The Trump Administration’s anti-trade deal rhetoric and policies have created an environment of uncertainty for Oregon businesses that export products abroad, panelists said yesterday during a discussion hosted by Oregon Business and WorldOregon.
“It’s a really funky time, and one characterized by uncertainty,” observed Curtis Robinhold, executive director of the Port of Portland.
Less than a year ago, much of the discussion around free trade focused on renegotiating NAFTA (North American Free Trade Agreement) and bringing consumer, labor and environment groups into the trade deal process.
Since then, talk of trade wars and tariffs have pushed these issues out of the spotlight.
The lack of certainty is creating problems that are not always easy to quantify, said Alexis Taylor, director of the Oregon Department of Agriculture.
Taylor recently returned from a trade mission to China, where there are Port slowdowns nationwide. “What took two days now takes seven days. Our cherries can’t sit there for so long.”
Trade disputes are “brutal for businesses,” Taylor said, and open up opportunities for competitors. “We in Oregon don’t produce anything that someone else can’t do.”

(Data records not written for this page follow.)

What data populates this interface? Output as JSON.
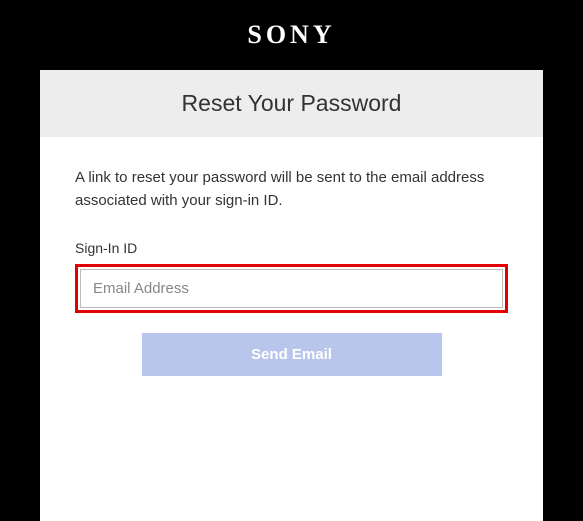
{
  "header": {
    "logo": "SONY"
  },
  "page": {
    "title": "Reset Your Password",
    "description": "A link to reset your password will be sent to the email address associated with your sign-in ID."
  },
  "form": {
    "signin_label": "Sign-In ID",
    "email_placeholder": "Email Address",
    "send_button": "Send Email"
  }
}
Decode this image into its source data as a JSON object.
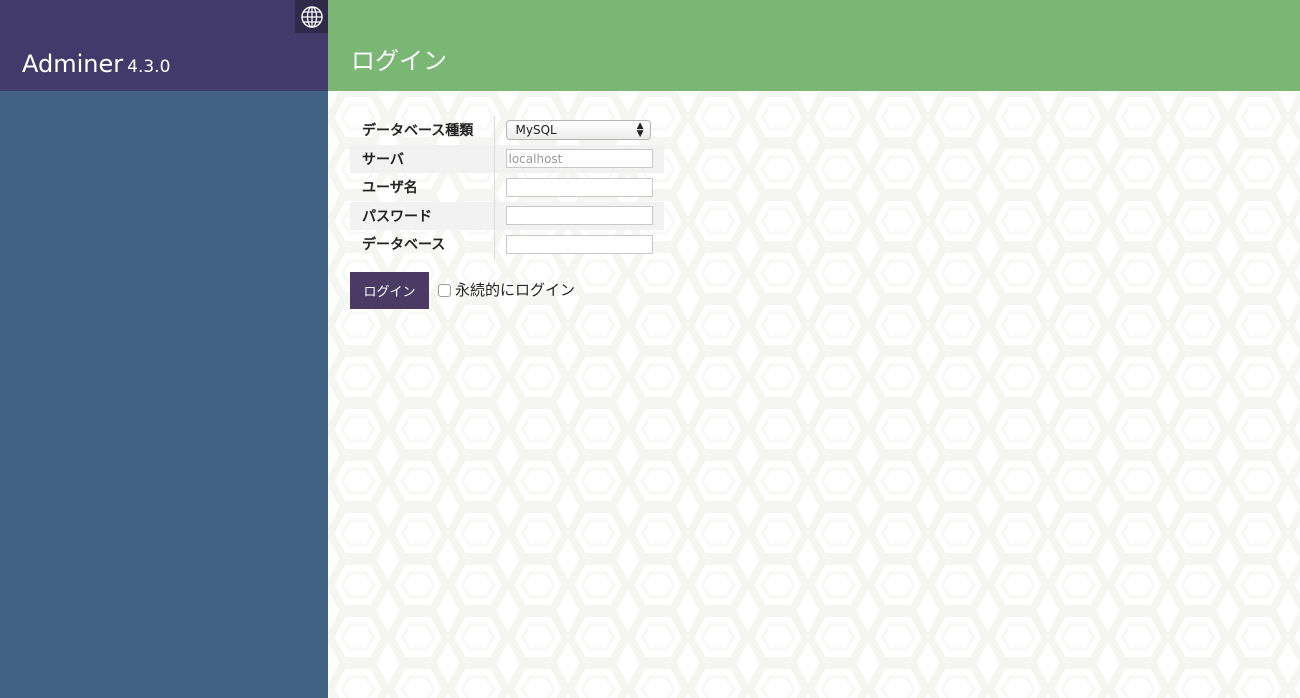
{
  "app": {
    "name": "Adminer",
    "version": "4.3.0"
  },
  "header": {
    "title": "ログイン"
  },
  "icons": {
    "language": "globe-icon",
    "select_arrows": "updown-arrows-icon"
  },
  "colors": {
    "sidebar": "#3f6285",
    "sidebar_header": "#433a6c",
    "header": "#7ab674",
    "login_button": "#4b3a63"
  },
  "form": {
    "rows": [
      {
        "label": "データベース種類",
        "type": "select",
        "value": "MySQL"
      },
      {
        "label": "サーバ",
        "type": "input",
        "value": "",
        "placeholder": "localhost"
      },
      {
        "label": "ユーザ名",
        "type": "input",
        "value": ""
      },
      {
        "label": "パスワード",
        "type": "input",
        "value": ""
      },
      {
        "label": "データベース",
        "type": "input",
        "value": ""
      }
    ],
    "submit_label": "ログイン",
    "remember_label": "永続的にログイン",
    "remember_checked": false
  }
}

Companies with partners in China may not be directly impacted by tariffs, said Shiau Yen Chin-Dennis, a partner at K & L Gates and chair of the Export Council of Oregon. “But the Chinese might make it more difficult to do things. They might not sign agreements, contracts.”
Panelists debated the difference between trade-induced economic woes and problems set in motion by broader social, economic and technological forces.

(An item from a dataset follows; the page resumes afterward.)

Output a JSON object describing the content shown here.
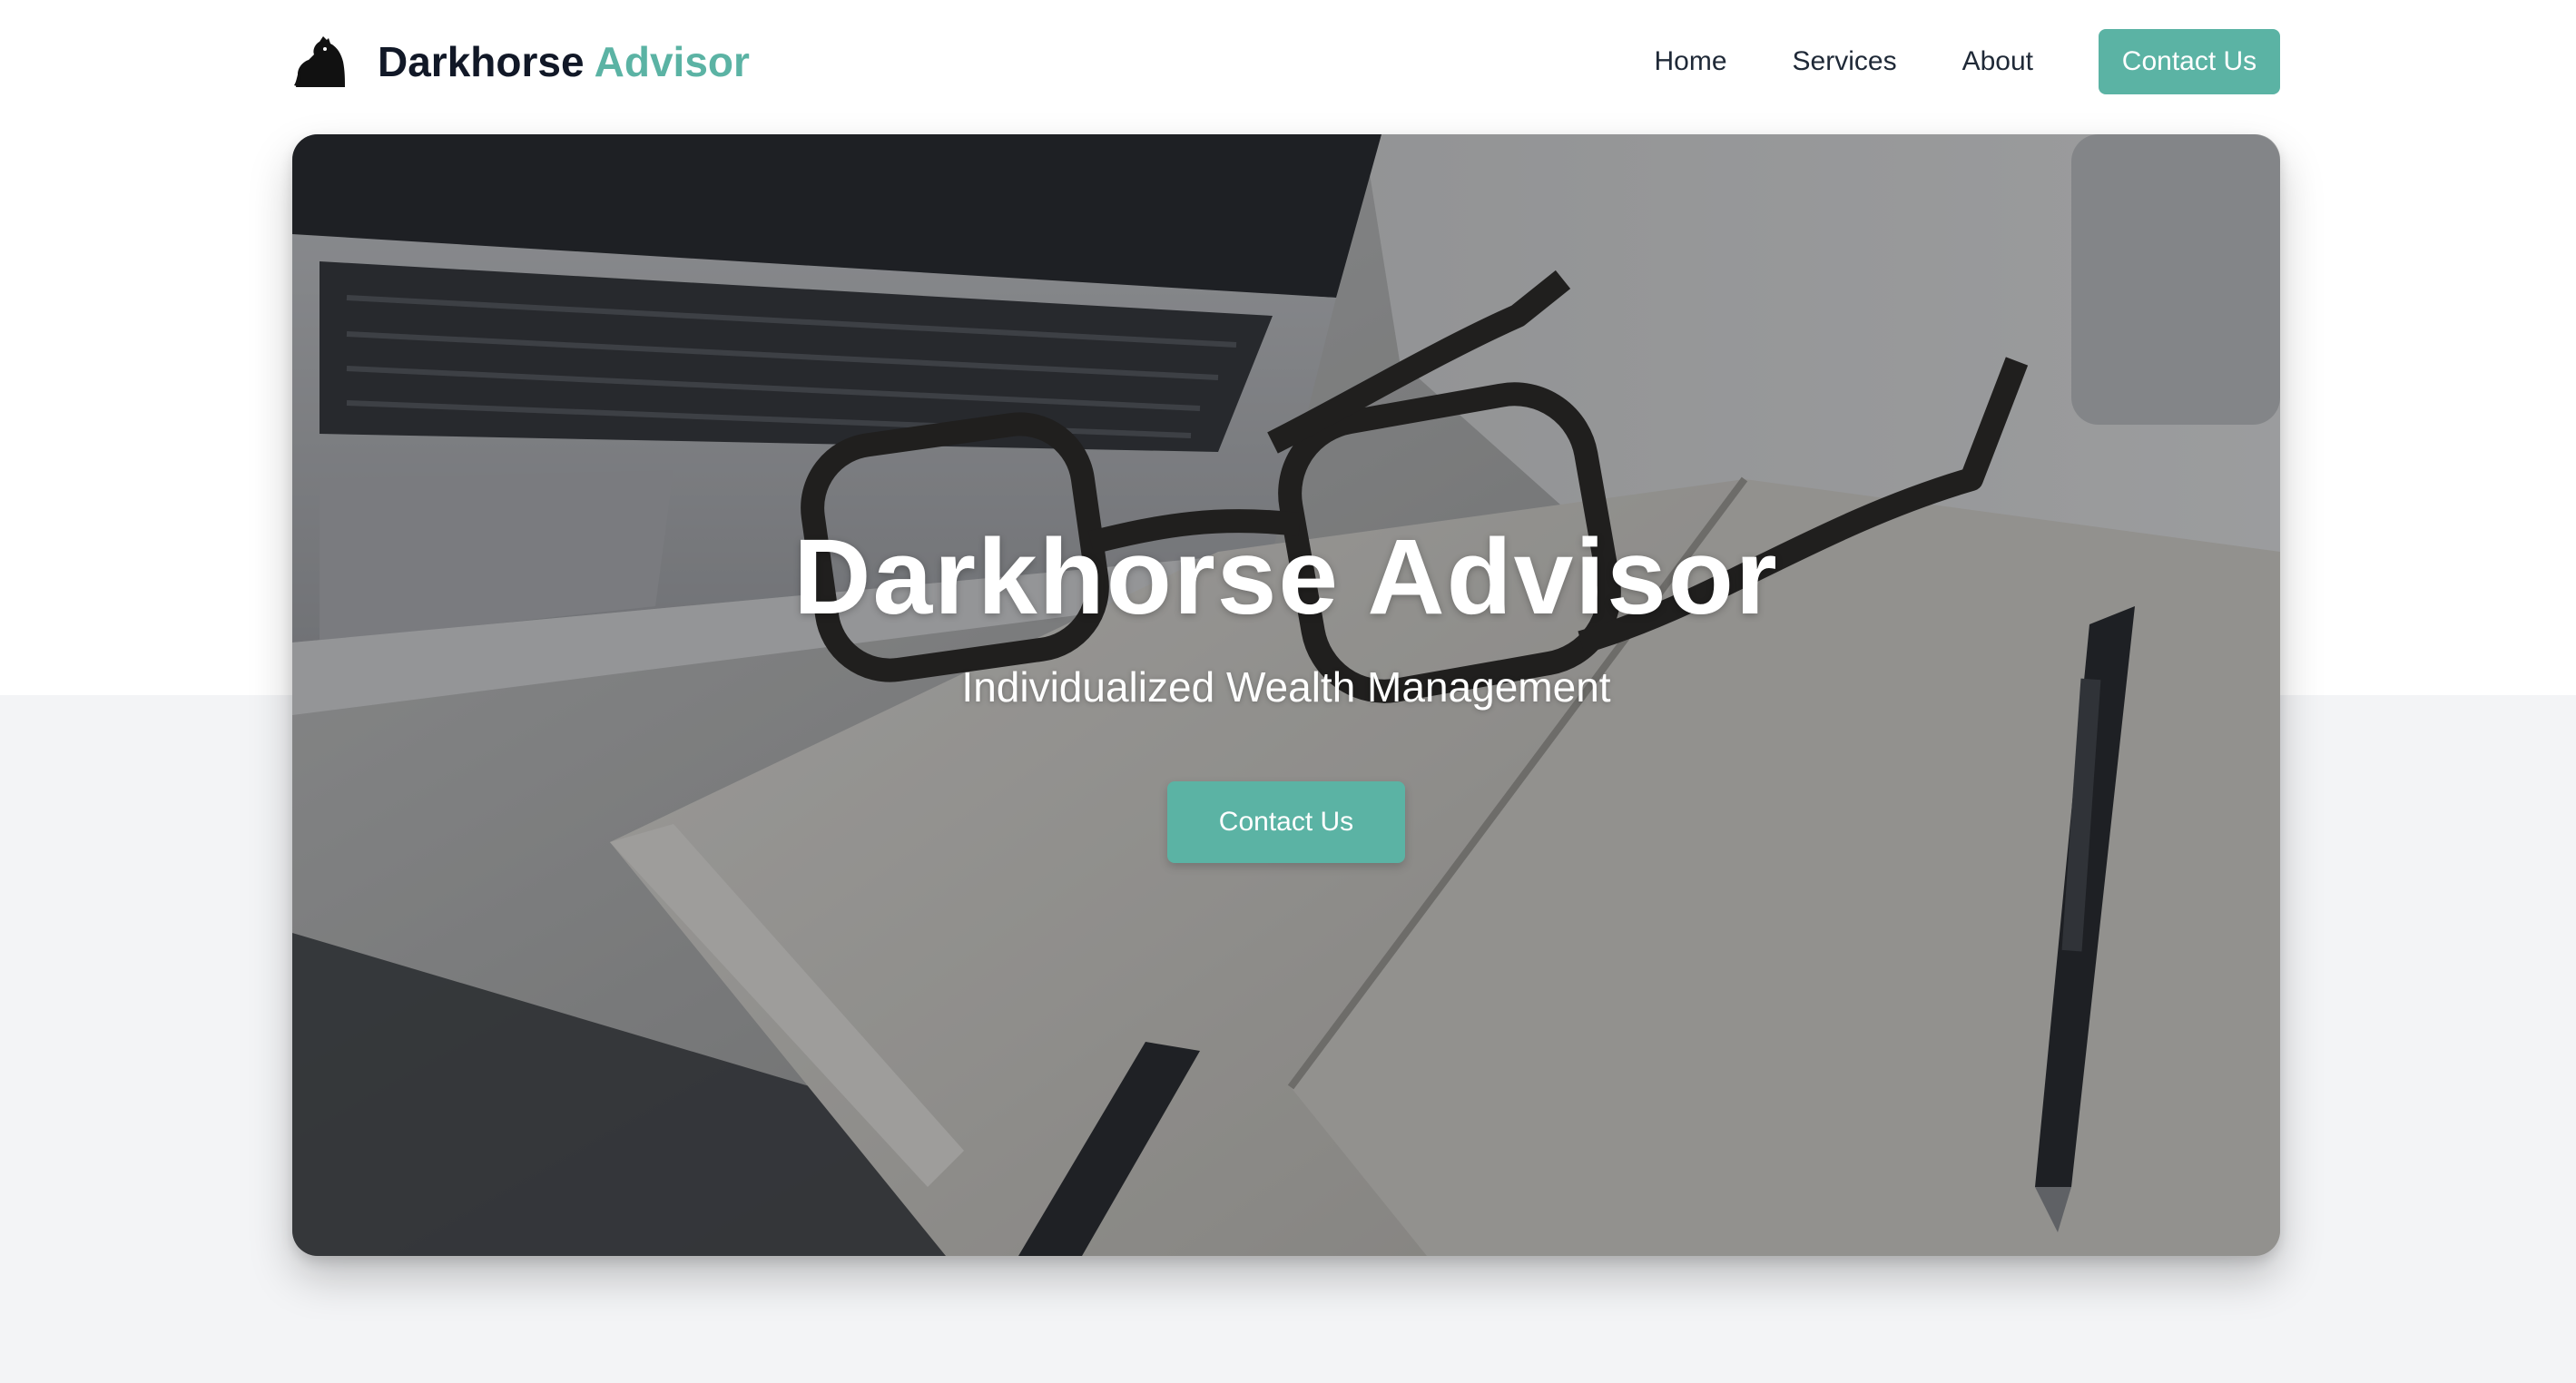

“It’s not just tariffs; it’s the disruption,” said Chin-Dennis.
As service sector jobs replace those in manufacturing and natural resource industries, “we need to talk about bigger question: the poor being left behind, education,” she said. “I’ve seen the human side, the emotional side, people unable to transition from nontechnological ag jobs to more service and technology oriented.”
Taylor said support for Trump’s policies is coming primarily from the rural ag sector. When asked what it would take to change the president’s stance on trade, she said: “These folks have to look at things differently before anything is going to change.”
To bring critics on board, advocates need to do a better job articulating the benefits of open commerce. They also need to differentiate between trade-related job losses and losses caused by broader market and workforce changes governments have yet to address via policy.
Sometimes technology and innovation are to blame, “and sometimes it’s because an air conditioner plant moved to Mexico,” Robinhold said.
The U.S. decision to pull out of trade deals makes it difficult to build worker and environmental protections, intellectual property rights and other concerns into international commerce agreements.
But there is room for optimism.
European allies are still ready to work with the U.S, Taylor said. And the Chinese are still invested in a long term relationship.
“They know this is a blip even if it’s going to be painful.”
Derrick Olsen, president of WorldOregon, moderated the panel discussion.